In general, only a fraction of melanoma patients benefit from checkpoints, said Dr. Pavel Kalinski, director of cancer vaccines and dendritic cell therapies at the Comprehensive Cancer Center in Roswell Park in Buffalo, New York, who was not involved in the study. Other studies have also hinted that cancer vaccines may increase the effectiveness of such drugs, so the new clinical trial adds to that evidence, he said in an email.
That said, “with this small number of patients, [it’s] It is difficult to draw significant conclusions about the effect of checkpoint inhibitors, “said Dr. Joshua Brody, director of the Lymphoma Immunotherapy Program at Icahn Medical School in Mount Sinai, who was not involved in the study. However, logically,” we imagine “that vaccines enhance the effects of these drugs and that such findings should be retained in larger clinical trials,” Brody said.
Theoretically, vaccines can be given to patients to prepare their immune system and direct T cells to the site of the cancer; then drugs to block checkpoints will come for the murder, Ott said. Although it is not known why some patients do not respond to blockades at checkpoints, evidence suggests that the drugs work best when T cells are already at the tumor site. Nature News reported; so vaccines can help create drugs for success. Vaccines and checkpoint blockades can also be combined with various adjuvants – substances that provoke a strong immune response – and substances that support T cell survival, Kalinski said.
But, of course, many more trials will have to take place before this future becomes a reality.
“The data presented in this document is certainly very provocative, but it refers to relatively few patients whose tumors have been completely resected,” through surgery, Kalinski said. Future trials will need a control group – to see how patients who have had surgery plus the vaccine are doing, compared to those who have had surgery, he said. In addition, scientists will need to understand which T-cell responses are associated with long-term positive results, he added.
In addition, to be practical in health care, vaccines must be produced faster than they were in this study, Wu said.
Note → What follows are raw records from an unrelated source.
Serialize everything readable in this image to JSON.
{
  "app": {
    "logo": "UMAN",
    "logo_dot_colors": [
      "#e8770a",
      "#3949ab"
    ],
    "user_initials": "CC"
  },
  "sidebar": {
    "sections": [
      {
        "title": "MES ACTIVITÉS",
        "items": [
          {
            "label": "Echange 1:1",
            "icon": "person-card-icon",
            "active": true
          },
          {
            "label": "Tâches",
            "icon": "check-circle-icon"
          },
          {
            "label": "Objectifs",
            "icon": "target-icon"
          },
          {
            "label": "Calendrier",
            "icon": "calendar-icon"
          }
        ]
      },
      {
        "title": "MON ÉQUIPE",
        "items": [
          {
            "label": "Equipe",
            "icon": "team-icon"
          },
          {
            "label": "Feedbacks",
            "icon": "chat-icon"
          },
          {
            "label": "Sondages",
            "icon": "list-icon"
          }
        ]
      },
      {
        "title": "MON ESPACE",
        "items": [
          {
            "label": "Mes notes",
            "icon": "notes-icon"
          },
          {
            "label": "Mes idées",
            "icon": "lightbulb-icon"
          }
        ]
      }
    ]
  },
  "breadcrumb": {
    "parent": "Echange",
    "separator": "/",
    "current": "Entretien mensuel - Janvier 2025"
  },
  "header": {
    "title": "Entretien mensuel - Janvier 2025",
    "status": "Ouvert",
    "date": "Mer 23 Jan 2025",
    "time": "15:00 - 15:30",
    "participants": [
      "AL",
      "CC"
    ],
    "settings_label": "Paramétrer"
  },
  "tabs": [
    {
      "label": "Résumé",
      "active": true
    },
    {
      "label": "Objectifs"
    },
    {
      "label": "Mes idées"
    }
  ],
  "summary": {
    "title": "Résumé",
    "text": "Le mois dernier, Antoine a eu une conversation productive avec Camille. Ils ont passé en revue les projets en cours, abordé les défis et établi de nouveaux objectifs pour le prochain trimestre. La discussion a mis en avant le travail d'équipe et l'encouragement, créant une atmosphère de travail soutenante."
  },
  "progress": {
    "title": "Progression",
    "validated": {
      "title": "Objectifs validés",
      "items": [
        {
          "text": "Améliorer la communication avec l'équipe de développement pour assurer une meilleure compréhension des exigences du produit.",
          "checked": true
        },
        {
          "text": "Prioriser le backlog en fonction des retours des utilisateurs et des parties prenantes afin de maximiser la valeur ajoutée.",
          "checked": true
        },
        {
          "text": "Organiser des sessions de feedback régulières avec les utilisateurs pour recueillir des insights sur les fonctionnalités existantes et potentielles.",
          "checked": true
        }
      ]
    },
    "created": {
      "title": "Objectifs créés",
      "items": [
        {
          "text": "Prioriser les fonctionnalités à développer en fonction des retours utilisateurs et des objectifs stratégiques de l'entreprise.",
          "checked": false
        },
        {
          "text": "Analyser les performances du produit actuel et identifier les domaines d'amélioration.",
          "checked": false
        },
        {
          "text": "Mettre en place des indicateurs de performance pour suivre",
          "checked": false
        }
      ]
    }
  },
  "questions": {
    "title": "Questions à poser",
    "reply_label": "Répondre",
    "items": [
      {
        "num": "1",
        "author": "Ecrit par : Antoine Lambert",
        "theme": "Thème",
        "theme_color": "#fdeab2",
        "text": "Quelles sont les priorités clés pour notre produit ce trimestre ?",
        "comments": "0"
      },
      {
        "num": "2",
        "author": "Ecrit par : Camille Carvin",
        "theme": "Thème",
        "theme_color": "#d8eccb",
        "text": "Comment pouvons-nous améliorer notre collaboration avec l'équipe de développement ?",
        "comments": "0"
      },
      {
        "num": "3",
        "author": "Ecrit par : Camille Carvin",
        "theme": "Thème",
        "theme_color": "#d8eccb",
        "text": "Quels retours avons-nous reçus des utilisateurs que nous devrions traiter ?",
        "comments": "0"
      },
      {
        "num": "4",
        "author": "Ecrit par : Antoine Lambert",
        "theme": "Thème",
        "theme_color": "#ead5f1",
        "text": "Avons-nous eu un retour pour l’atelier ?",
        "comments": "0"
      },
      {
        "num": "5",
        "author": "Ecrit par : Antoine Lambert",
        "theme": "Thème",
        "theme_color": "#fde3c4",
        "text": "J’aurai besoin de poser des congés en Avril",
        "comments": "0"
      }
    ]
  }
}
During the trial, vaccine production took between 12 and 20 weeks; in the future, the process could be streamlined to take just four to five weeks, she said.
Originally published in Live Science.